When students can connect an experience they’re having on the mat to something happening off the mat and gain perspective, that’s the practice. That is why I teach.

When I was a senior in college, I took my first yoga class and experienced an interesting paradox: I felt completely at home doing something I’d never done before. I started going to class regularly, fueled by an intuitive feeling that yoga was preparing or perhaps even training me for something. I wasn’t quite sure what it was, but I continued to practice.

That something, I would come to find out later on, was life. Yoga is how I train for, prepare for, and practice, life.

When I enrolled in teacher training, I didn’t have a specific intention beyond knowing it was the next right step. I’d been fired from a high-powered fashion marketing job and was burnt out from the turbulent first half of my twenties. I knew it was time to try something different.

I completed training in Anusara yoga, an alignment-focused style of yoga based on a positive philosophy. My teacher introduced me to the realm of yoga philosophy, a discipline that has completely changed the way I understand and experience life.

My intention as a yoga teacher is to offer lessons from yoga philosophy that apply to my students’ lives on and off the mat. My classes guide students to practice svadhaya, the Sanksrit word for self-study, on and off their mats.¬†When they can connect an experience they’re having on the mat to something happening off the mat and gain perspective, that’s the practice. That is why I teach.

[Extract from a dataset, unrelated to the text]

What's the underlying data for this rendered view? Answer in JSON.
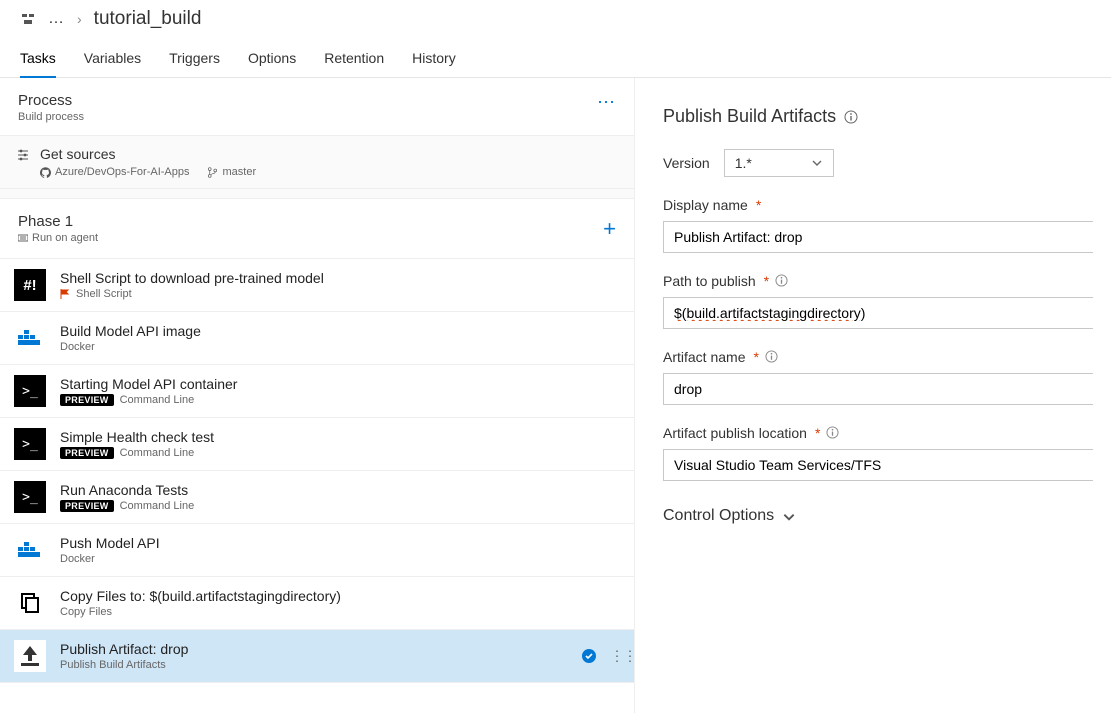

My mission is to hold space for her students as they grow in their practice, self-awareness, and lives. I am grateful to be able to teach the wisdom of yoga in my weekly Portland classes, private sessions, corporate sessions, and through my weekly podcast Yoga Chit Chat.